specialConveyancing fee rebate up to $1,000 for first home buyers
- No upfront fees
- 100% full offset account
- Parents can sign as guarantor
- Extra repayments + redraw services
- Annual fee charged
- Discharge fee at end of loan
- Repayments may increase if RBA raises rates
Interest rate structure
$500k - $100m
Principal & interest
Loan term range
1 - 30 years
100% offset account
Unlimited extra repayments
Redraw fee: $0
Allows split interest
ACT, NSW, NT, QLD, SA, TAS, VIC, WA
Estimated upfront fees
Minimum SMSF Amount
- Special Conveyancing fee rebate up to $1,000 for first home buyers
Compare and review home loans with similar features
ANZ was founded in Melbourne in the 1830s, and today makes up one of Australia’s big four banks, alongside Commonwealth Bank, NAB and Westpac.
ANZ offers an extensive range of home loan options, including first home buyer loans, investment mortgages, reverse mortgages and low-doc home loans. ANZ employs approximately 46,000 staff who provide consumer and corporate banking services to customers throughout Australia and worldwide. The bank has over 550,000 shareholders with the majority being domestic shareholders.
Lenders mortgage insurance (LMI) can be avoided by having a substantial deposit saved up before you apply for a loan, usually around 20 per cent or more (or a LVR of 80 per cent or less). This amount needs to be considered genuine savings by your lender so it has to have been in your account for three months rather than a lump sum that has just been deposited.
Some lenders may even require a six months saving history so the best way to ensure you don’t end up paying LMI is to plan ahead for your home loan and save regularly.
Tip: You can use RateCity mortgage repayment calculator to calculate your LMI based on your borrowing profile

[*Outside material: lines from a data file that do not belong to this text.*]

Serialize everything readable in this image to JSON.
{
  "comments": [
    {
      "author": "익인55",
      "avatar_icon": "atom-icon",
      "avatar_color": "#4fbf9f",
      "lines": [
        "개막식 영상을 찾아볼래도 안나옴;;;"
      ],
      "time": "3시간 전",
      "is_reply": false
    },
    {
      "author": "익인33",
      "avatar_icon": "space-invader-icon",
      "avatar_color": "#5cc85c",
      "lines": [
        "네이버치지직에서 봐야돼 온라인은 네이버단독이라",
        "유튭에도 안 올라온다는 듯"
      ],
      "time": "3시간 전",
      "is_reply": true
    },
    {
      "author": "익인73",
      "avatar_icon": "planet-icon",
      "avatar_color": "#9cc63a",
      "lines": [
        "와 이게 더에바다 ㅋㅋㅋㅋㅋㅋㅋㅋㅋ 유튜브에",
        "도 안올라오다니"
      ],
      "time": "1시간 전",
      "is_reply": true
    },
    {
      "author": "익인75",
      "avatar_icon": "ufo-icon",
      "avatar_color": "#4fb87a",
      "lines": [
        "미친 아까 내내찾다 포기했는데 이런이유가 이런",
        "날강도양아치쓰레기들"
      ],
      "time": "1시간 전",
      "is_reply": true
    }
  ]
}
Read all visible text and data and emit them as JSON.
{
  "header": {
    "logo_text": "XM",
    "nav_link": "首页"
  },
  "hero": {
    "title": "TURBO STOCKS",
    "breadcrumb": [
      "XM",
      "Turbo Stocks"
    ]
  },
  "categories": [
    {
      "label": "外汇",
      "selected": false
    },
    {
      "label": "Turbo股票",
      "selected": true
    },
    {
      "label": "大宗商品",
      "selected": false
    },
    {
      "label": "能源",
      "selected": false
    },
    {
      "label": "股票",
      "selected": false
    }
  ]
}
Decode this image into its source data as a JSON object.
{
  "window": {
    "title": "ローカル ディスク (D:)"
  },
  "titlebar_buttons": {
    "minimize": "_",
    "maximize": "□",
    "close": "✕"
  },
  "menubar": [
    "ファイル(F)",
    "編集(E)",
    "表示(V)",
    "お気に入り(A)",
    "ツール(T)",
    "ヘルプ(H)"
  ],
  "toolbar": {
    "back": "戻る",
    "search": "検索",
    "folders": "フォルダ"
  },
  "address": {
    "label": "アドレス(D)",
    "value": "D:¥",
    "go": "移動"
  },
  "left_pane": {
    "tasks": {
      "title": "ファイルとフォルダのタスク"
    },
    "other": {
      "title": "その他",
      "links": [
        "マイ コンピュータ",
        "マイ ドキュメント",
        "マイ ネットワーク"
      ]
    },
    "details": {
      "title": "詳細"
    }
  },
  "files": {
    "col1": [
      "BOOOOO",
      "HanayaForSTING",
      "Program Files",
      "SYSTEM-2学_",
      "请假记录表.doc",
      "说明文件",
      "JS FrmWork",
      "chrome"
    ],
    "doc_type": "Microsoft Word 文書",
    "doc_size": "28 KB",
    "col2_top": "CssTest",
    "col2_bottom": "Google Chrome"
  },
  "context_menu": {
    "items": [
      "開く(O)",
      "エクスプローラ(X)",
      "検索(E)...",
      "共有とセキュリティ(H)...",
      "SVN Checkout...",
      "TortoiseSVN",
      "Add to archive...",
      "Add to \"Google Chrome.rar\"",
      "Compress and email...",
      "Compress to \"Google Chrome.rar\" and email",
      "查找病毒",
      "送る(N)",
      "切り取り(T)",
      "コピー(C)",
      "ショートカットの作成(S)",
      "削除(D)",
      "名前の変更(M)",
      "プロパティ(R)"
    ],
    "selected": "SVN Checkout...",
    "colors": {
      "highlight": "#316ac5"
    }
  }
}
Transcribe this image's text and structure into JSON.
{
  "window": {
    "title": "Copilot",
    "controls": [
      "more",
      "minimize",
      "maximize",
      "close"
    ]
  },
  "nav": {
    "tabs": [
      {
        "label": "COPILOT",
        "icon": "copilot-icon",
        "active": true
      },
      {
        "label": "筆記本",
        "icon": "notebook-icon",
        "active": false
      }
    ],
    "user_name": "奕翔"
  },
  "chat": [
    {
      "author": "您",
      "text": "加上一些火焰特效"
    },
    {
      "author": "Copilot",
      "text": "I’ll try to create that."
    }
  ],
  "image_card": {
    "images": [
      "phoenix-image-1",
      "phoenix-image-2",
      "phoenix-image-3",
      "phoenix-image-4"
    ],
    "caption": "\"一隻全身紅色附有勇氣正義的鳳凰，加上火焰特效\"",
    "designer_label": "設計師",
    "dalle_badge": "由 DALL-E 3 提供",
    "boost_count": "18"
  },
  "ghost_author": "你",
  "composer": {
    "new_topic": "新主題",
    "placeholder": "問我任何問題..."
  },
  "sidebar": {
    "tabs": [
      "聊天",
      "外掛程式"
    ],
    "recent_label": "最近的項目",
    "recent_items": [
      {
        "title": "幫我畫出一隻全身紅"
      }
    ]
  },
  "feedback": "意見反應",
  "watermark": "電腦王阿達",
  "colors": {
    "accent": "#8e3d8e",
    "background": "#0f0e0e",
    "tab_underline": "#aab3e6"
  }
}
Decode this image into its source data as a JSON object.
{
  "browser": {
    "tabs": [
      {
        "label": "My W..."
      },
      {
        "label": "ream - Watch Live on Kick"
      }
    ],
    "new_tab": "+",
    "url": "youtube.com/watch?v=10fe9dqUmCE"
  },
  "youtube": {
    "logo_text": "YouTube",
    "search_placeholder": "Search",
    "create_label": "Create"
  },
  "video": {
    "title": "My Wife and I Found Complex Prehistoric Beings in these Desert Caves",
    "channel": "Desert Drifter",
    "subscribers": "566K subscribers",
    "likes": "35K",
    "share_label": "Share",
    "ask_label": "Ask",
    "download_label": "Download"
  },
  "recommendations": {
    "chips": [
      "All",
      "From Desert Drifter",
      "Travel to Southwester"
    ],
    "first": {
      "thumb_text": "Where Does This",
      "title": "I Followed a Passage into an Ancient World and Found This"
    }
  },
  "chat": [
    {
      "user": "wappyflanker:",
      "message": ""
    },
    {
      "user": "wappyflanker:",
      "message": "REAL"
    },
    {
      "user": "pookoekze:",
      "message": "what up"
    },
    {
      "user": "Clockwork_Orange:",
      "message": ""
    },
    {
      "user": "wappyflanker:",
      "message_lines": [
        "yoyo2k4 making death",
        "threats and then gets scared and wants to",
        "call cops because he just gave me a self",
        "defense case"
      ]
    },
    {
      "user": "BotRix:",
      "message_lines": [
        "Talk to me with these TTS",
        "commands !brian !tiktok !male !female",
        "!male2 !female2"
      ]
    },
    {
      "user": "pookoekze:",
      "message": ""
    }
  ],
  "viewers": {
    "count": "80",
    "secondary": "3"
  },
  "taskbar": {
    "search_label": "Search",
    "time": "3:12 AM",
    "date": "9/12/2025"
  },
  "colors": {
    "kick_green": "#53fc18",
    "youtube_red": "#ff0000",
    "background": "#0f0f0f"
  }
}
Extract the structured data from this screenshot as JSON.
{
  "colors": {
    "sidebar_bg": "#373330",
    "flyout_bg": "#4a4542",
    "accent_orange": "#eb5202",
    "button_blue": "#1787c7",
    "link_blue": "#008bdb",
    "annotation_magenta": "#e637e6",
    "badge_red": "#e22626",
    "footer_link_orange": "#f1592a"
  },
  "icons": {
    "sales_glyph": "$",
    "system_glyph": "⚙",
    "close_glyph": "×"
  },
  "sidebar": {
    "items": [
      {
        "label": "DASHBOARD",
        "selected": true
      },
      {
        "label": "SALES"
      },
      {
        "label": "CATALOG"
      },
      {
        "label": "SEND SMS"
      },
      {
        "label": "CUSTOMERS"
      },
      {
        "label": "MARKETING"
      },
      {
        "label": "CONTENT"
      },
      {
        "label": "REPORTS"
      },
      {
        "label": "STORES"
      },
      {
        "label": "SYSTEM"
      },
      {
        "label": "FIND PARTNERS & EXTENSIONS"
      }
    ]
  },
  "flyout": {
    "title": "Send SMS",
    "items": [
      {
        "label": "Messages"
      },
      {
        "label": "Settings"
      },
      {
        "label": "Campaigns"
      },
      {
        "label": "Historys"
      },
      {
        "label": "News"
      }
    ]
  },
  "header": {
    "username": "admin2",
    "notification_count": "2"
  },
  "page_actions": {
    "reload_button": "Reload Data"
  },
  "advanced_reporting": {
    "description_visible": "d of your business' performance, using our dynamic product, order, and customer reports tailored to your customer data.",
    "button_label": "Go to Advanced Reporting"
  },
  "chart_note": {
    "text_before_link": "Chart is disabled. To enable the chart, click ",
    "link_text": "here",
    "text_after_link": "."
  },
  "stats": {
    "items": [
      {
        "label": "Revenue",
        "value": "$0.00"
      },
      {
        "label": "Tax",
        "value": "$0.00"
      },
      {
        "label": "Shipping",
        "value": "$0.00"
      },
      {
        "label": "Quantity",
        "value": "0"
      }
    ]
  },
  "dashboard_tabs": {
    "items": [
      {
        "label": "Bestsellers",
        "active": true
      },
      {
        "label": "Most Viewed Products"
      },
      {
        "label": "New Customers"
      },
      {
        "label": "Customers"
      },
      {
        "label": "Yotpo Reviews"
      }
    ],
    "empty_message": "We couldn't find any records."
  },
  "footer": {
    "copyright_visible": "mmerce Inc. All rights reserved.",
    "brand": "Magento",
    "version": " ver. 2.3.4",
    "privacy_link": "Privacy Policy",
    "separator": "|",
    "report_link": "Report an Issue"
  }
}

Lender’s Mortgage Insurance (LMI) is an insurance policy, which protects your bank if you default on the loan (i.e. stop paying your loan). While the bank takes out the policy, you pay the premium. Generally you can ‘capitalise’ the premium – meaning that instead of paying it upfront in one hit, you roll it into the total amount you owe, and it becomes part of your regular mortgage repayments.
This additional cost is typically required when you have less than 20 per cent savings, or a loan with an LVR of 80 per cent or higher, and it can run into thousands of dollars. The policy is not transferrable, so if you sell and buy a new house with less than 20 per cent equity, then you’ll be required to foot the bill again, even if you borrow with the same lender.
Some lenders, such as the Commonwealth Bank, charge customers with a small deposit a Low Deposit Premium or LDP instead of LMI. The cost of the premium is included in your loan so you pay it off over time.